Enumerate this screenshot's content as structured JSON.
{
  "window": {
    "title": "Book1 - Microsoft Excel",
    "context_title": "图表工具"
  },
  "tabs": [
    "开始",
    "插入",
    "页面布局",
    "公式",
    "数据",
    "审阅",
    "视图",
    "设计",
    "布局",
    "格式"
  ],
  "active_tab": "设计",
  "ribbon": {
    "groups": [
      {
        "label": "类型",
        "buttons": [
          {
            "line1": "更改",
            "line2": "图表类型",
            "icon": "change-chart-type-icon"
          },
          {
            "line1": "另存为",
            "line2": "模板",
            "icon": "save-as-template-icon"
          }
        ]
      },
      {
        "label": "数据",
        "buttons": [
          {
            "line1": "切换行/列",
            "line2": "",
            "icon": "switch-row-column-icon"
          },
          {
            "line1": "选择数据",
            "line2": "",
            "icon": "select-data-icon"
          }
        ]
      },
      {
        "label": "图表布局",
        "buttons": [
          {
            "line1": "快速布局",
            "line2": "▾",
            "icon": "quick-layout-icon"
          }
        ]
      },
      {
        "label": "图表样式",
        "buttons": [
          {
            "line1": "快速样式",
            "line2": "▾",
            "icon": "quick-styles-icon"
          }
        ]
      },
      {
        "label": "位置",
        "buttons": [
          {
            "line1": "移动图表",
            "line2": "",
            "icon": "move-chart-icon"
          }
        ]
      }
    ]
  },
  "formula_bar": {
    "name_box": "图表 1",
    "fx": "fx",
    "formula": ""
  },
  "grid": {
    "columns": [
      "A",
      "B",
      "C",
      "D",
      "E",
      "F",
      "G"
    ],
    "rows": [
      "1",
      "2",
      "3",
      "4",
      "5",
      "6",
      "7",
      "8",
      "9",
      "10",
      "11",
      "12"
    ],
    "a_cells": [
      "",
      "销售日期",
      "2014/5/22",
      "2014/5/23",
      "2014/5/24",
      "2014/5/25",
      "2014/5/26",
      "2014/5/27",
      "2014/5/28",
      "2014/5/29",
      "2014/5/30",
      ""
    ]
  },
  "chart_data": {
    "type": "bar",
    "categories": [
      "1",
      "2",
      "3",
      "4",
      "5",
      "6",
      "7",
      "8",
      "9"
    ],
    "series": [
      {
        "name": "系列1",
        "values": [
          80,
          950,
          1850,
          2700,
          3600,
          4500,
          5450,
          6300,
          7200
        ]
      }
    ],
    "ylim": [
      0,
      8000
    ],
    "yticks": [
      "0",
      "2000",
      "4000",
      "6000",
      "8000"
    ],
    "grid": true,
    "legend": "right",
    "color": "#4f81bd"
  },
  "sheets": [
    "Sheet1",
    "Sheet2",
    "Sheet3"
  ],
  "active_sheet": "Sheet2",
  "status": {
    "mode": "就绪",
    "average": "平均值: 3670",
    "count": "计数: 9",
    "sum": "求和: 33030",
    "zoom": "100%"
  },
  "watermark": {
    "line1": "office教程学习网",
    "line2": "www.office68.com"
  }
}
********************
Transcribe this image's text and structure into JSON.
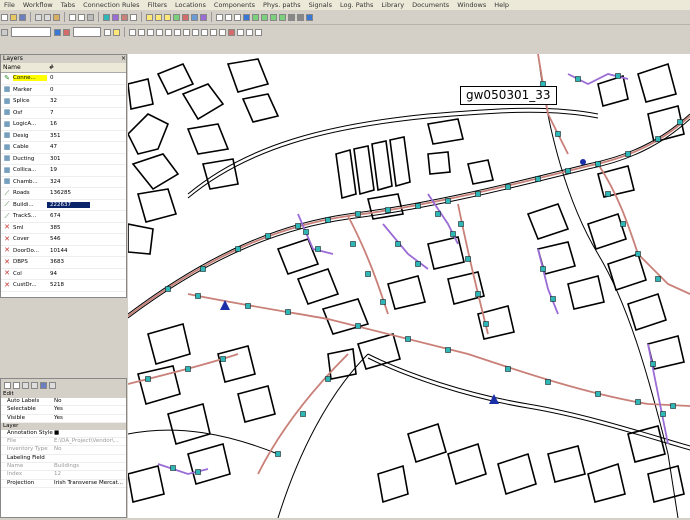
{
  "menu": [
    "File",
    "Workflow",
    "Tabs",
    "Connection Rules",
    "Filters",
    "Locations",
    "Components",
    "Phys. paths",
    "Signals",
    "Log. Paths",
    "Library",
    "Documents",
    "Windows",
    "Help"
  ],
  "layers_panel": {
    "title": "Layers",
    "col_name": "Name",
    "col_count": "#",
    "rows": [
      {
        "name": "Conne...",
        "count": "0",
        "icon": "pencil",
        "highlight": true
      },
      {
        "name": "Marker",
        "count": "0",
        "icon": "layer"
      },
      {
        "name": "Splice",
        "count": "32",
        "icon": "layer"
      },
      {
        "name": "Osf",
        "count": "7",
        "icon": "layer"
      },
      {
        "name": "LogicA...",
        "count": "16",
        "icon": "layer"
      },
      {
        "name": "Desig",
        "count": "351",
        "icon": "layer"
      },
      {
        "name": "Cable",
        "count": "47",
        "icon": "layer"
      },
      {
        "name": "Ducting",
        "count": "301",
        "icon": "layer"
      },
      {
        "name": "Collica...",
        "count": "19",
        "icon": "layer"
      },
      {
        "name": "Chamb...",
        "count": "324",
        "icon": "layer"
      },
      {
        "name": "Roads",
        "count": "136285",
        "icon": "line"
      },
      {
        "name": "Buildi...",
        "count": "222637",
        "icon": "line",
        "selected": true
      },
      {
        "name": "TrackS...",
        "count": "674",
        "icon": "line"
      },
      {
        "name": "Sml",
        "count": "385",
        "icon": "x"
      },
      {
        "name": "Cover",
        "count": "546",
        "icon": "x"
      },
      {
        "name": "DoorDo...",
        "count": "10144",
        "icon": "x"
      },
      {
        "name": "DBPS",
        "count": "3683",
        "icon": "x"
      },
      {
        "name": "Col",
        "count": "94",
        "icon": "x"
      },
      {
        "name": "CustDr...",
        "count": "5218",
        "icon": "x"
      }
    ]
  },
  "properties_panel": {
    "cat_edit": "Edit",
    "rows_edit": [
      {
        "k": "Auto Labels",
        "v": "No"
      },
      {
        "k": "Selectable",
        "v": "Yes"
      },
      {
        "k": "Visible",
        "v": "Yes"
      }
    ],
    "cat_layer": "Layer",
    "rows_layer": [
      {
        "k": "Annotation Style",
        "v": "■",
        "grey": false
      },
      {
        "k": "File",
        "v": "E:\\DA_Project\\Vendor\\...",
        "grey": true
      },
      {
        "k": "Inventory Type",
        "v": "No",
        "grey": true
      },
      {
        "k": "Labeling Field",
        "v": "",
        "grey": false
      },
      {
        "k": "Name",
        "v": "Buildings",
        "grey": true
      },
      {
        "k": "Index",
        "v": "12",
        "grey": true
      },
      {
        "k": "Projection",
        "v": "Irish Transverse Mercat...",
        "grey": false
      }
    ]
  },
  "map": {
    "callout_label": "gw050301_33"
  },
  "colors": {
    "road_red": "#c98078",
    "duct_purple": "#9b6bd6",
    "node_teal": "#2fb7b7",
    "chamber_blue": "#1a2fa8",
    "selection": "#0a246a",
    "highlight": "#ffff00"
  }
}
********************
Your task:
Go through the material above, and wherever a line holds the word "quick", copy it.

Output for this exercise:
            "icon": "quick-layout-icon"
            "icon": "quick-styles-icon"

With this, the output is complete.